camera shy,you'll find yourself on the monitors,
watching your steps and questioning your
timing, asking for a second take, replaying it in
your mind, looking for character beats, ant-
icipating the love scenes,
knowing that everybody's watching
but nobody's watching.
nobody but you and me.
and in nine months
after post-production and ADR and careful editing of raw footage
I'll be in the front row
munching popcorn and sipping soda and wondering where the time went
I'll stay through the end credits, looking for my name
scrolling the special thank-yous for names that shouldn't be there
and wondering where it was all filmed
all the parts that don't involve me
the days that I wasn't on set.
this whole thing screams "franchise potential,"
but I don't know if it's best suited
for a sequel, a spinoff, or a remake.
but everything's a remake these days
and I'll be played by some faceless blonde CW star with a smaller
nose and a thicker head of hair and you'll be played
by an unknown with a strong background in experimental
Chicago theater and they'll change the color of your hair to
orange as shorthand for how "unique" your character is
and after I see it, I'll write some editorial for the Huffington
Post about how far removed the story was from reality, how
different it was if you were there
like we were in some Vietnam documentary
but they're all just stories now, aren't they.
everyone makes blockbusters to fuel their smaller work
lend credibility and minimizes risk
cleanse the palette of a big production, get your head

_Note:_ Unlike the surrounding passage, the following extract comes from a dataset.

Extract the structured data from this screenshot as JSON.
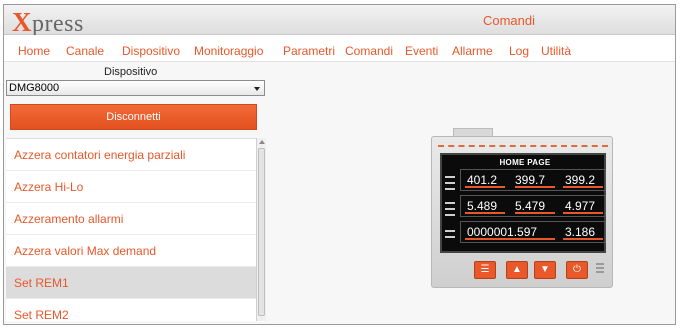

back in the game, remind yourself why you started down
this path in the first place.
I'll be in my trailer. now where's my goddamn latte?